The designs used the relative locations and amounts of the LTM prediction outputs to inform development locations and land use arrangement. The transportation hierarchy remained the same across all design sites but densities and land use arrangements altered since the location of new development was restricted in certain areas in the growth as planned and resilient growth scenarios. Within the site, nearly 90% of the new growth in scenario 1 would be in the floodplain, 83% in scenario 2 and only 5% in scenario 03. Each master plan outcome builds on a framework of design strategies categorized under four major categories of promoting economy, reducing pollutant transfer, flood mitigation and conserving ecology.

Design Impact and Benefit

The performance model outputs, based on the L-THIA performance spreadsheet, for the current conditions suggest that the business as usual scenario increases impervious surfaces, decreases green infrastructure area, increases area within high flood risk, and increases public exposure to contaminants/pollutants in surface runoff, compared to the other two scenarios. While growth as planned reduced pollutants compared to business as usual, both scenarios increase pollutant load in runoff compared to the current land use arrangement. The resilient growth scenario appears to be the most optimal approach.

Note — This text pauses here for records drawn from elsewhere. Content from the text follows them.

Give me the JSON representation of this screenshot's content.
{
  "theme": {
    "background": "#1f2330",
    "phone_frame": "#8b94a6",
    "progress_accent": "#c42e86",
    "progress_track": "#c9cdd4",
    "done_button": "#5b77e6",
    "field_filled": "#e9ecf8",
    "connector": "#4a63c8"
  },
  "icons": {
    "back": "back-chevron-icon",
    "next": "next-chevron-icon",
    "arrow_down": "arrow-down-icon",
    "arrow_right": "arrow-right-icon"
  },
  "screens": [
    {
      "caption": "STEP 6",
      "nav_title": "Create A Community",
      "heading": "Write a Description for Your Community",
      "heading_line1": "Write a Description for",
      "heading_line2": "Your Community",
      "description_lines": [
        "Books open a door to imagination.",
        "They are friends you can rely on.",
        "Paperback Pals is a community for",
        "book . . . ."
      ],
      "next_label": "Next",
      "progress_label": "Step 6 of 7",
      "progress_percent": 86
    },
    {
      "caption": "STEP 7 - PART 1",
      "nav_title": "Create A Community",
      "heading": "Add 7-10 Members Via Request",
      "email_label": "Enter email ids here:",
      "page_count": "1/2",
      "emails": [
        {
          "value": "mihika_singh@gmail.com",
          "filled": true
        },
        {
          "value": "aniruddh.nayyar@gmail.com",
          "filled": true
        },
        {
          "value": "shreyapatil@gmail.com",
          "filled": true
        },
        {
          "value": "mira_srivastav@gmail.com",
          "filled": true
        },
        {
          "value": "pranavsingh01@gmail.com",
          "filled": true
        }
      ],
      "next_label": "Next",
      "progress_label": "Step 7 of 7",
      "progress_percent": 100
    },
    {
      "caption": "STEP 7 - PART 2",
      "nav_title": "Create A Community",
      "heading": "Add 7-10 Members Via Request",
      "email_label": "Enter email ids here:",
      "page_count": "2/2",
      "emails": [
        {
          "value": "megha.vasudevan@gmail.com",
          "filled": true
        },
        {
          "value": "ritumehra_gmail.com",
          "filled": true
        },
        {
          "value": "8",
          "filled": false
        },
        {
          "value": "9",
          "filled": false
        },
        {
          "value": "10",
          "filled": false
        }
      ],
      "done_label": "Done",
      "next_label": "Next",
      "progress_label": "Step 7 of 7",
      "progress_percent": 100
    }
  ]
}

Using an adaptive approach for implementation, there are four key benefits for flood prone communities and practitioners when using the aforementioned scenario-based process. First, the process allows city officials to develop new knowledge about flood related spatial conditions. Local knowledge related to current issues and desired land uses can be incorporated, while local planners simultaneously gain the ability to spatially distinguish where effective policy to reduce flood risk is already in place and which areas could be in the 100-year flood plain in the future. Second, current and new knowledge can be used as a basis for design and planning-based decision making. Typically, economic and aesthetic concerns are the primary drivers of design-based decision making. However, the design process presented here allows for better placement of new development as well as the strategic allocation of necessary infrastructure to help protect it. Third, according to the design impact models, the sustainable growth plan creates a more resilient community compared to conventional development practices. The reduction of the area of the 100-year flood plain due to structural and non-structural placement of flood attenuation mechanisms as well as the pollutant load reduction due to increased green infrastructure show that resiliency is increased. Finally, the process not only allows for increases in current resiliency, but can also better prepare neighborhoods for the future impacts of sea level rise. Most modeling and projections for climate change occur at the regional scale or larger. As demonstrated in this project, community scaled conditions can be used to proactively inform community layout, resulting in longer-term stability, reductions to future flood risks, and decreased contamination.


Tenacity examines future urbanization using prediction modelling coupled with scenario planning to advance conditions for uncertain future climate change. The project sets an example to demonstrate a scenario matrix using urban growth and flood risk with sea level rise scenarios and impact analysis with scenario evaluation. Analytical findings show that the current future land use plan for Tampa may not be the best approach for dealing with climate change, in terms of urban flood exposure, storm-water runoff increase, and pollutant discharge and can be made better suited with the application of innovative design solutions and urban design and planning guidelines incorporated in the resilient growth approach.